Our view: Outside cash key factor in Kelly victory
SouthtownStar editorial February 28, 2013 9:40PM
Updated: April 2, 2013 6:34AM
Some are expressing surprise at how easily Robin Kelly won Tuesday’s Democratic primary election in the 2nd Congressional District, but we’re not sure why. Kelly always was among the top three candidates and was greatly aided by $2.2 million from a super PAC financed by New York City’s billionaire mayor that buried her top two opponents.
Taking advantage of all that cash, Kelly put together a well-organized campaign that made gun control the main issue and portrayed her chief foes as supporters of the National Rifle Association’s agenda.

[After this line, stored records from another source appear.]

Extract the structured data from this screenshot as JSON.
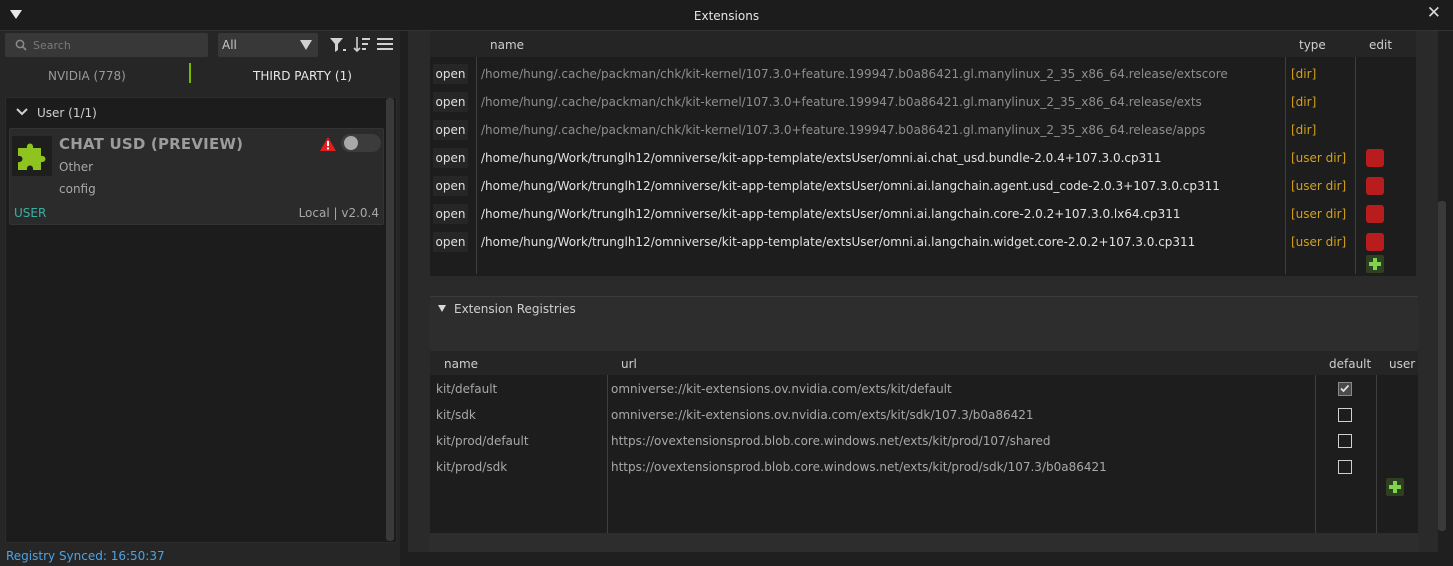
{
  "window": {
    "title": "Extensions",
    "close_glyph": "✕"
  },
  "toolbar": {
    "search_placeholder": "Search",
    "filter_value": "All"
  },
  "tabs": {
    "nvidia": "NVIDIA (778)",
    "third_party": "THIRD PARTY (1)"
  },
  "group": {
    "label": "User (1/1)"
  },
  "extension_card": {
    "name": "CHAT USD (PREVIEW)",
    "category": "Other",
    "subtitle": "config",
    "source": "USER",
    "version": "Local | v2.0.4",
    "enabled": false
  },
  "status": "Registry Synced: 16:50:37",
  "paths_table": {
    "col_name": "name",
    "col_type": "type",
    "col_edit": "edit",
    "rows": [
      {
        "action": "open",
        "path": "/home/hung/.cache/packman/chk/kit-kernel/107.3.0+feature.199947.b0a86421.gl.manylinux_2_35_x86_64.release/extscore",
        "type": "[dir]",
        "user": false
      },
      {
        "action": "open",
        "path": "/home/hung/.cache/packman/chk/kit-kernel/107.3.0+feature.199947.b0a86421.gl.manylinux_2_35_x86_64.release/exts",
        "type": "[dir]",
        "user": false
      },
      {
        "action": "open",
        "path": "/home/hung/.cache/packman/chk/kit-kernel/107.3.0+feature.199947.b0a86421.gl.manylinux_2_35_x86_64.release/apps",
        "type": "[dir]",
        "user": false
      },
      {
        "action": "open",
        "path": "/home/hung/Work/trunglh12/omniverse/kit-app-template/extsUser/omni.ai.chat_usd.bundle-2.0.4+107.3.0.cp311",
        "type": "[user dir]",
        "user": true
      },
      {
        "action": "open",
        "path": "/home/hung/Work/trunglh12/omniverse/kit-app-template/extsUser/omni.ai.langchain.agent.usd_code-2.0.3+107.3.0.cp311",
        "type": "[user dir]",
        "user": true
      },
      {
        "action": "open",
        "path": "/home/hung/Work/trunglh12/omniverse/kit-app-template/extsUser/omni.ai.langchain.core-2.0.2+107.3.0.lx64.cp311",
        "type": "[user dir]",
        "user": true
      },
      {
        "action": "open",
        "path": "/home/hung/Work/trunglh12/omniverse/kit-app-template/extsUser/omni.ai.langchain.widget.core-2.0.2+107.3.0.cp311",
        "type": "[user dir]",
        "user": true
      }
    ]
  },
  "registries": {
    "section_title": "Extension Registries",
    "col_name": "name",
    "col_url": "url",
    "col_default": "default",
    "col_user": "user",
    "rows": [
      {
        "name": "kit/default",
        "url": "omniverse://kit-extensions.ov.nvidia.com/exts/kit/default",
        "default": true
      },
      {
        "name": "kit/sdk",
        "url": "omniverse://kit-extensions.ov.nvidia.com/exts/kit/sdk/107.3/b0a86421",
        "default": false
      },
      {
        "name": "kit/prod/default",
        "url": "https://ovextensionsprod.blob.core.windows.net/exts/kit/prod/107/shared",
        "default": false
      },
      {
        "name": "kit/prod/sdk",
        "url": "https://ovextensionsprod.blob.core.windows.net/exts/kit/prod/sdk/107.3/b0a86421",
        "default": false
      }
    ]
  },
  "colors": {
    "accent_green": "#76b900",
    "type_yellow": "#d4a017",
    "delete_red": "#b81c1c",
    "status_blue": "#4aa3e6",
    "user_teal": "#3cb0a0"
  }
}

Former U.S. Rep. Debbie Halvorson, of Crete, was put on the defensive on the guns issue and was unable to overcome the huge amounts of money and ground troops on Kelly’s side. She fell back steadily in the final weeks, and state Sen. Toi Hutchinson (D-Olympia Fields) dropped out. Some political heavyweights then publicly backed Kelly, and at that point the only question seemed to be Kelly’s victory margin (58 percent to 19 percent for Halvorson).
The election was the latest disturbing example of the impact of the U.S. Supreme Court’s controversial 2010 ruling that overturned long-standing campaign finance law to allow unlimited political contributions by corporations and unions. It spawned super political action committees like the one that bought the 2nd District election. Kelly might have won without the avalanche of cash — she did raise a good deal on her own — but we’ll never know.
If she wins April 9, as expected, against the Republican candidate, a felon who served 12 years in prison, Kelly must confront tough problems in a district that’s much larger in size and more diverse than before. It remains predominantly black, with most of her constituents concentrated on Chicago’s South Side and in the south suburbs where there are too few jobs, too little business development, too many foreclosed homes and too much crime.
Kelly must address these issues while dealing with the district’s legacy of misbehavior and criminal conduct by its last three congressmen. We wish her luck.